The fares will be implemented in the country in 14 days from the date of the announcement, said the General Director of LATRA Habibu Suluo.
Suluo explained that the new fare for fast buses is TZS 750, an increase of 100 shillings from the previous fare of TZS 650 for the main route and TZS 500 from TZS 400 for the feeder route.
Passengers connecting the main route with the feeder route will pay TZS 900 and for the route from Kimara to Kibaha, they will pay TZS 700.
Suluo also explained that internet taxis with a capacity of not more than four passengers will have a minimum rate of TZS 3,000 and a maximum rate of TZS 4,000 shillings for a trip not exceeding one kilometer.
The starting fare for internet taxis is TZS 500 to TZS 1,000, the fare per kilometer is TZS 800 to TZS 1,000, and the fare per minute is TZS 80 to TZS 100.
For online taxis with a capacity of not more than six passengers, the fare is TZS 4,000 to TZS 5,000 for a journey not exceeding one kilometer.

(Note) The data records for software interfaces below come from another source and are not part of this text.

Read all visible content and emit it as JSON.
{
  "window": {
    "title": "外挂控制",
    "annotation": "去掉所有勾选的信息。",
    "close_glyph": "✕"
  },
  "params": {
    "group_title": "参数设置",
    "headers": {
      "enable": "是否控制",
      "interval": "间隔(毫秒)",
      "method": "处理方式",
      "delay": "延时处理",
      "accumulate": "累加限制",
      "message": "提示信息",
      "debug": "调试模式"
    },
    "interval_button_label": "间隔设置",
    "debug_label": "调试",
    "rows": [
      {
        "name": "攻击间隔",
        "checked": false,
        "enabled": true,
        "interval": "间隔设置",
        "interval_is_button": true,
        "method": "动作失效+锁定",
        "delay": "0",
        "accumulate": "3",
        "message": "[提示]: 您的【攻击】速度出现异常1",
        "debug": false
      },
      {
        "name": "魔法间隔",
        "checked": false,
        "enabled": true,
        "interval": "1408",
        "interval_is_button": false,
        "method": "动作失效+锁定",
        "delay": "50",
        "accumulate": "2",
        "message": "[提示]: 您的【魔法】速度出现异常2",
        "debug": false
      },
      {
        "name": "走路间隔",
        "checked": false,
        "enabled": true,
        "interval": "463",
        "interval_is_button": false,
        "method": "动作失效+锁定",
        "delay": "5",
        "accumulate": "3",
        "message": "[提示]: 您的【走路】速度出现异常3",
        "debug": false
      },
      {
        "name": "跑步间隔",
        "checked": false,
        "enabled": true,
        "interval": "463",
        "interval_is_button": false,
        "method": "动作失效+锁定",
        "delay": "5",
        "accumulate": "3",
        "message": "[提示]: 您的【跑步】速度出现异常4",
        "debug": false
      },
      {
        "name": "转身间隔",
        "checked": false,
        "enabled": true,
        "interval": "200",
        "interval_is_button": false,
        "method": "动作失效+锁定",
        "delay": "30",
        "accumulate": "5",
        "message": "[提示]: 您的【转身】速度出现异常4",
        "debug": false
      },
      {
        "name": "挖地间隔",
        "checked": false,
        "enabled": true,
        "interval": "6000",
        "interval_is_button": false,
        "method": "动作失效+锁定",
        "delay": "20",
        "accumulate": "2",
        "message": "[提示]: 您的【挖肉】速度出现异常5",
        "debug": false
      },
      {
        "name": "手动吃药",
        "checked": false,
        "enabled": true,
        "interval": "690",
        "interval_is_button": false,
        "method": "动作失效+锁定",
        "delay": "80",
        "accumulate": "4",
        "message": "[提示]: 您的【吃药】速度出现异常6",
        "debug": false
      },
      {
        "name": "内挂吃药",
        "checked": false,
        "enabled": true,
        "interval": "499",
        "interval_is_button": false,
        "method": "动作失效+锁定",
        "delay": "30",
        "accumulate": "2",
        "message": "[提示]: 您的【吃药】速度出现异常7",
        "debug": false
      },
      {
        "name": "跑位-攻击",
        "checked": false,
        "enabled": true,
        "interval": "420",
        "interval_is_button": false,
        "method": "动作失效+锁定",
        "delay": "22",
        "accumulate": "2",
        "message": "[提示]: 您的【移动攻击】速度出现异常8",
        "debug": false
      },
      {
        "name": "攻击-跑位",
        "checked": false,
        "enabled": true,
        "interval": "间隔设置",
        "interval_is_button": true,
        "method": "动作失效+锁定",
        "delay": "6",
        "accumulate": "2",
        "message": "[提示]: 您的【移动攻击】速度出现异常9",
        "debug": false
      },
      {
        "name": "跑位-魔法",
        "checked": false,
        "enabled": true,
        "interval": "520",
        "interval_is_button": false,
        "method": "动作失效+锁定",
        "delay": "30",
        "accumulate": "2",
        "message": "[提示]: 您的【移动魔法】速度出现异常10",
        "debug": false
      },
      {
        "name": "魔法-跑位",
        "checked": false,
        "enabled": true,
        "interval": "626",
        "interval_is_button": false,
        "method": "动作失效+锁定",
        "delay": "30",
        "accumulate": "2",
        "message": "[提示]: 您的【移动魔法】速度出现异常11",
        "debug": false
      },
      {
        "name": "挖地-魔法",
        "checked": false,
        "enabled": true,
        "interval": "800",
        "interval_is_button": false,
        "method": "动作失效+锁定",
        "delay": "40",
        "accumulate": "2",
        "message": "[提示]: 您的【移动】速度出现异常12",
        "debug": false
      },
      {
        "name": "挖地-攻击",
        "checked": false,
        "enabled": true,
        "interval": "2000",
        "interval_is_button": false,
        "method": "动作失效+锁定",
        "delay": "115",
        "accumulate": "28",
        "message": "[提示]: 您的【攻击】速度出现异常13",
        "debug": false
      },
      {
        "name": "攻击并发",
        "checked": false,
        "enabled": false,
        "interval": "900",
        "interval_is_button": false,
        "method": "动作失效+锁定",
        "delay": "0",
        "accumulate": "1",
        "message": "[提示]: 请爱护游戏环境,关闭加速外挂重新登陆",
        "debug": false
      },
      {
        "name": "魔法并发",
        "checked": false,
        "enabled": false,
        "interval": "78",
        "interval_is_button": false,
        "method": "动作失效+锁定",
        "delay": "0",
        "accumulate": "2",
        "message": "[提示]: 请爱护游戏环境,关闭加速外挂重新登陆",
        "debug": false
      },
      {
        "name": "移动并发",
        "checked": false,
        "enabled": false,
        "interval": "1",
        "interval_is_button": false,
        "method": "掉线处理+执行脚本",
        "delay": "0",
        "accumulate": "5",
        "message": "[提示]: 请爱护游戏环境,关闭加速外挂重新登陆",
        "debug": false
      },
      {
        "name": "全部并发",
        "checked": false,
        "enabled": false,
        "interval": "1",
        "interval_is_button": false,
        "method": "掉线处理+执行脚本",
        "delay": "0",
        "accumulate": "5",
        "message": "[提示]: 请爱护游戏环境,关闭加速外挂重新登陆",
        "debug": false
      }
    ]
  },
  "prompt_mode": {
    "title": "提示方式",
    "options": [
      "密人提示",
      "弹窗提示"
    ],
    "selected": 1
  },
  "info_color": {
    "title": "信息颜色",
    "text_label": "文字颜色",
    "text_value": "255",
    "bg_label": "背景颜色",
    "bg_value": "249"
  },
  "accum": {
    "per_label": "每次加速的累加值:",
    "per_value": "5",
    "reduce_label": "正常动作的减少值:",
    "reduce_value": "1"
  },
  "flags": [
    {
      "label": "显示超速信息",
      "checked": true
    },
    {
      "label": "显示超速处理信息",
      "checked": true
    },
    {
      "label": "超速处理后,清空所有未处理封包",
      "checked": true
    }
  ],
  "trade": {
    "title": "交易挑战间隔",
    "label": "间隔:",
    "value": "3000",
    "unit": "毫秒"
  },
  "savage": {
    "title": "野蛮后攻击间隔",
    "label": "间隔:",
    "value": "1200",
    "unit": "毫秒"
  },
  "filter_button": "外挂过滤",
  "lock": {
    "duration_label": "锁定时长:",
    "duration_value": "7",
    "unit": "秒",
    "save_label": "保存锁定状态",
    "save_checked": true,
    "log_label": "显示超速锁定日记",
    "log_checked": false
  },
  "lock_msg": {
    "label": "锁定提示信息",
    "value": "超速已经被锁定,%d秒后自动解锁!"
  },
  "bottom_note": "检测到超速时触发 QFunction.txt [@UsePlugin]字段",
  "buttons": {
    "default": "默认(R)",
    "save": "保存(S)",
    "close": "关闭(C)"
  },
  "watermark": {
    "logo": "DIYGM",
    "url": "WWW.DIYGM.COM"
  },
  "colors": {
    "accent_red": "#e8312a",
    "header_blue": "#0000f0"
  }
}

The starting fare for these taxis is TZS 800 to TZS 1,300, the fare per kilometer is TZS 1,000 to TZS 1,200, and the fare per minute is TZS 80 to TZS 150.
As for motorbikes, the new fare for those that can carry no more than two passengers is TZS 1,000 to TZS 1,500, the starting fare is TZS 250 to TZS 350, the fare per kilometer is TZS 300 to TZS 400 and the fare per minute is TZS 50 to TZS 70.
For motorbikes with a capacity of not more than three passengers, the fare is TZS 2,000 to TZS 2,500 for a trip not exceeding one kilometer, the starting fare is TZS 350 to TZS 500, the fare per kilometer is TZS 500 to TZS 600 and the fare per minute is TZS 70 to TZS 90.
The new regulatory changes also raise the ride-hailing apps’ commission that now goes from a minimum of 10% to a maximum of 25%, and reinstates booking fees of up to 3%.
Following the announcement of the new fares, the regional manager for Eastern Africa of ride-hailing company Bolt Kenneth Micah said that the move was a win-win situation for all stakeholders.
And the head of communications for East and West Africa of ride-hailing company Uber said to the media that the new fares will significantly contribute to the growth and development of the ride-hailing industry in Tanzania and that the company looks forward to continuing to provide a platform for drivers to earn and riders to get from one place to another in the country.
Back in April 2022, Uber suspended its services in Tanzania following the guide fare set by LATRA in March which required ride-hailing companies in Tanzania to lower the service fee they charge from 25% to 15%, taking away the ability of these companies to set prices.